Bernauer says she and her husband started this Thanksgiving tradition before they had children, but they now have a 7-year-old and a 2-year-old who like to help. “It is a lot of work, but it’s a wonderful family tradition we cherish and look forward to every year,” she says.
Let someone else cook
On the complete opposite end of the spectrum, you could ditch cooking and cleaning all day and go to a restaurant instead — just make sure you plan ahead and make reservations, something Texas native Janice Fenimore and her husband found out the hard way.
“We usually have a big, traditional day with 15–20 guests, where we cook up the same dishes and have lots of laughs,” Fenimore says, explaining that one Thanksgiving they found themselves without any guests, so they decided to go to a Luby’s restaurant. “The problem was that everyone else with no plans had the same idea, and we couldn’t get in. We spent all afternoon trying to find someplace to eat, and finally we found Esperanza’s Kitchen for Mexican food.”
Open up your home
This family Thanksgiving tradition truly captures the spirit of the holiday season.

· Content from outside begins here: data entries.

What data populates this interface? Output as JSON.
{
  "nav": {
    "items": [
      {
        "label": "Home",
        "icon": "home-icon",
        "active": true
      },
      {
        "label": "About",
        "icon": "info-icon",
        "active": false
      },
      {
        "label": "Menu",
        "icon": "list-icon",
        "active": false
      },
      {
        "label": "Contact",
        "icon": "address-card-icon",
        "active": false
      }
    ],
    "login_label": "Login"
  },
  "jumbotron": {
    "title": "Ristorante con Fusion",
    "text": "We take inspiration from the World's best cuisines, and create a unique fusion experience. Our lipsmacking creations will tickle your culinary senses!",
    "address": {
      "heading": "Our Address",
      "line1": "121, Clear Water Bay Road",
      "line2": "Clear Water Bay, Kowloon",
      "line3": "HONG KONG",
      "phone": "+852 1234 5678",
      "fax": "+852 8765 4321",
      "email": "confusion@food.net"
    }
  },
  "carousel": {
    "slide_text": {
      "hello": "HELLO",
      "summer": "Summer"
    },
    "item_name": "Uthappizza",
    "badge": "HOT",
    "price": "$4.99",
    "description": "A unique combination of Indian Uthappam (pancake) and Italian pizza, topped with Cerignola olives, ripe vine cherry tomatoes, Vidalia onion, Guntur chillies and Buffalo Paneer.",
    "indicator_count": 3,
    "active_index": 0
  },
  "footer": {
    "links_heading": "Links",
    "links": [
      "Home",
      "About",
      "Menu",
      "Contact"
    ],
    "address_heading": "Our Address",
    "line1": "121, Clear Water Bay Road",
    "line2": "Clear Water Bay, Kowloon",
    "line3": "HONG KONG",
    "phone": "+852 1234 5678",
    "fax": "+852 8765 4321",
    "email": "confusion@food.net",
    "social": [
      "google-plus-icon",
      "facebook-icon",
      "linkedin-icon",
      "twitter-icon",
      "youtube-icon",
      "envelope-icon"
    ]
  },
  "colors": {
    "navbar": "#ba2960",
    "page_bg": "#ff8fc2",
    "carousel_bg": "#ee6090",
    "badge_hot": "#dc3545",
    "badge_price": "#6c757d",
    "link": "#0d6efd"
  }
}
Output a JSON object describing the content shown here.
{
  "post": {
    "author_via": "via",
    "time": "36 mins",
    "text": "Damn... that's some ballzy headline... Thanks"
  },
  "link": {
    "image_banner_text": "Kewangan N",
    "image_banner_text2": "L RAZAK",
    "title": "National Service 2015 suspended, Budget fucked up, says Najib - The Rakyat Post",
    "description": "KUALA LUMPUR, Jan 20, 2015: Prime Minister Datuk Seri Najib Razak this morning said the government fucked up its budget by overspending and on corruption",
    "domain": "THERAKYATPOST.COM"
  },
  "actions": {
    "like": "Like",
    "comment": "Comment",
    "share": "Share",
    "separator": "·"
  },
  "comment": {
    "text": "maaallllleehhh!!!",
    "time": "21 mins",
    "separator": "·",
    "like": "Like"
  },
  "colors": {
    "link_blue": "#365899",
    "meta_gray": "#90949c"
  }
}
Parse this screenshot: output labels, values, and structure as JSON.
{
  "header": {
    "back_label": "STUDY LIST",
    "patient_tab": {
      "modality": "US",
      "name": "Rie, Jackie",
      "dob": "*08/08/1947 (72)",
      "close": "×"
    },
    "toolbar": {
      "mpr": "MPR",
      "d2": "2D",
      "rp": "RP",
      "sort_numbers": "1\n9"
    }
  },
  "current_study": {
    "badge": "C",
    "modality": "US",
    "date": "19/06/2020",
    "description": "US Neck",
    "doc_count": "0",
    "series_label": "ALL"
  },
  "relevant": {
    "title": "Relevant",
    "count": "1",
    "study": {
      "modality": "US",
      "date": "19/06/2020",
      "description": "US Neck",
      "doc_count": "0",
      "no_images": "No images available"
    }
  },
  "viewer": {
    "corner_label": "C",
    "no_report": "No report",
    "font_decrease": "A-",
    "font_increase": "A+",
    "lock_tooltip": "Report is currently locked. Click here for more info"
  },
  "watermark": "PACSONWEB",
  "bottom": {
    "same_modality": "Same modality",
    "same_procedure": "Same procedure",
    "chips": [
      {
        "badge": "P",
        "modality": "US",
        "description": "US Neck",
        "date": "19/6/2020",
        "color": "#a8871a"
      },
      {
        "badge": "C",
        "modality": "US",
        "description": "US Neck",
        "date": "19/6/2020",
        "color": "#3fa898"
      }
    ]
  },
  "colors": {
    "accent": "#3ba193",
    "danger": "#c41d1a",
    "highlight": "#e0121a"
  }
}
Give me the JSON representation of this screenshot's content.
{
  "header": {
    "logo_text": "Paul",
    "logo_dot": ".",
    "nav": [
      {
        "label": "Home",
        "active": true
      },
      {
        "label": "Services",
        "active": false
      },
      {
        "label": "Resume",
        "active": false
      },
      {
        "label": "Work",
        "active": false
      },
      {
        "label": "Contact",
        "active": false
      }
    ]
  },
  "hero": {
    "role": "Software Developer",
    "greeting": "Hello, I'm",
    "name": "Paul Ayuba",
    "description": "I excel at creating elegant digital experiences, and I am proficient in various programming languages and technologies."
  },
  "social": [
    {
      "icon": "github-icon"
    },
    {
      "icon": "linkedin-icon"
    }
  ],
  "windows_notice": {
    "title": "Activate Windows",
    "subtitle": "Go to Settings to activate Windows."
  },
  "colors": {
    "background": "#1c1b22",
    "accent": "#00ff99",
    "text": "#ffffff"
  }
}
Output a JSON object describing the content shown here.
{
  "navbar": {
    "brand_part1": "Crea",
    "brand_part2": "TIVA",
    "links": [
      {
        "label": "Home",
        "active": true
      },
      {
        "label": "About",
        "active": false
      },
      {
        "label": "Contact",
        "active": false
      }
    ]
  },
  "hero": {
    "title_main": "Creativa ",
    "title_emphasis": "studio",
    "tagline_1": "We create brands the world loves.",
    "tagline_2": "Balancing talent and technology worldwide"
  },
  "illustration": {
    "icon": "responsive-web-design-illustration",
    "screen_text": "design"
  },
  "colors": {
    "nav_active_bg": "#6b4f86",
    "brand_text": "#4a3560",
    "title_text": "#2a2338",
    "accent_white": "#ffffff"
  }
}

“Each year since I was a child, we invite someone who has nowhere to go on Thanksgiving and we treat them as family. Sometimes it’s an entire family,” says Pennsylvania-based health journalist and executive producer of NewsMD Maria Dorfner.
Invite a new family in the neighborhood, someone from work who doesn’t have family nearby, or a friend whose spouse is in the military and is deployed far away. Welcoming someone into your home fosters a sense of community that can be practiced all year long.
Old traditions meet new
Have fun creating new memories this Turkey Day with these creative and fun family Thanksgiving traditions. Whether you choose to bake a new dish that honors your family’s heritage, or cook your Thanksgiving meal “off the grid,” trying out unique Thanksgiving traditions is a great way to bond with your friends and family this holiday season.